Join the Unlikely Yogi for a weekend retreat at the amazing Holycombe Holistic Centre in Whichford near Shipston-upon-Stour from 4pm on the 29th June to 2pm on the 1st July 2018.
There will be four yoga sessions over the weekend and other relaxing activities (including an amazing soundbath) which you can join in or not as suits you. All meals are included, (apart from a visit to the pub on Friday night) from Saturday breakfast dinner to brunch on Sunday and we are happy to cater for your dietary requirements. Massages are available at additional cost.

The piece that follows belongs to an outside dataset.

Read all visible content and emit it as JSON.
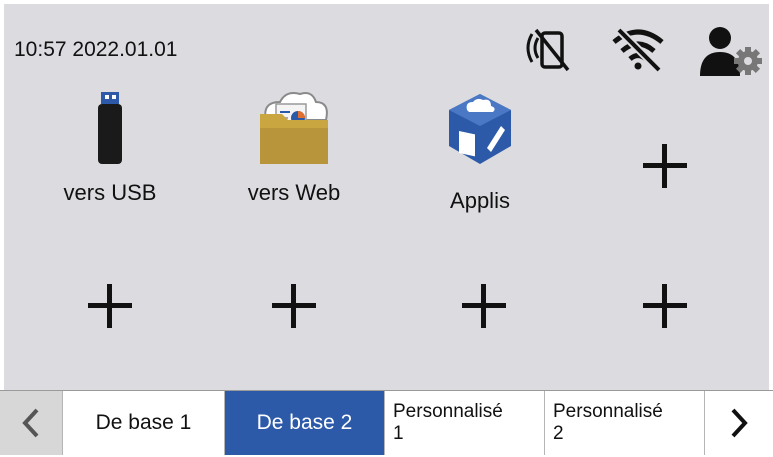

It will be a weekend full of yoga and meditation, good hearty food and relaxation in the company of like-minded women, with plenty of time to socialise, relax or take some quiet space if you need it. Weather dependent we will also explore the local area with a country walk.
Please get in touch if you have any questions or would like to book a spot; the cost, based on two sharing, is £325 per person where a deposit of £75 is received before the end of December 2017, £355 after that. Payment plans and single room occupancy supplements available.
Last updated Jan. 15, 2018, 3:31 p.m. UTC
People often ask me what I would call the style of yoga that I teach, and I always reply Hatha Vinyasa, which means absolutely nothing to about 99% of people. If you would like to find out more about all the distinctive styles of yoga and what they are called then head over to Google where you can read all about it.
What I mean when I say ‘Hatha Vinyasa’, is that my classes tend to flow from one pose to another, moving with the breath. We often take several breaths in key poses before moving to another, so it’s far from Power or traditional Vinyasa yoga. Sometimes we stop for giggles, and sometimes to repeat a pose or break it down if it seems appropriate.
My classes are open to all levels, though for Absolute Beginners I run a short course to get them up to speed, as most of my students have been with me for some time now and the class is tailored to their level of ability.
Having said that, most of us are normal men and women with normal bodies so I would describe my class levels (and my own practice) as beginner or intermediate, not advanced.
Whatever your yoga level and however long you have done yoga, my approach is always to encourage each student to be on their own mat, working at their own level, each student feeling able to take a break should they need it, or to try a variation on a pose that would suit them better – regardless of what other students may be doing around them.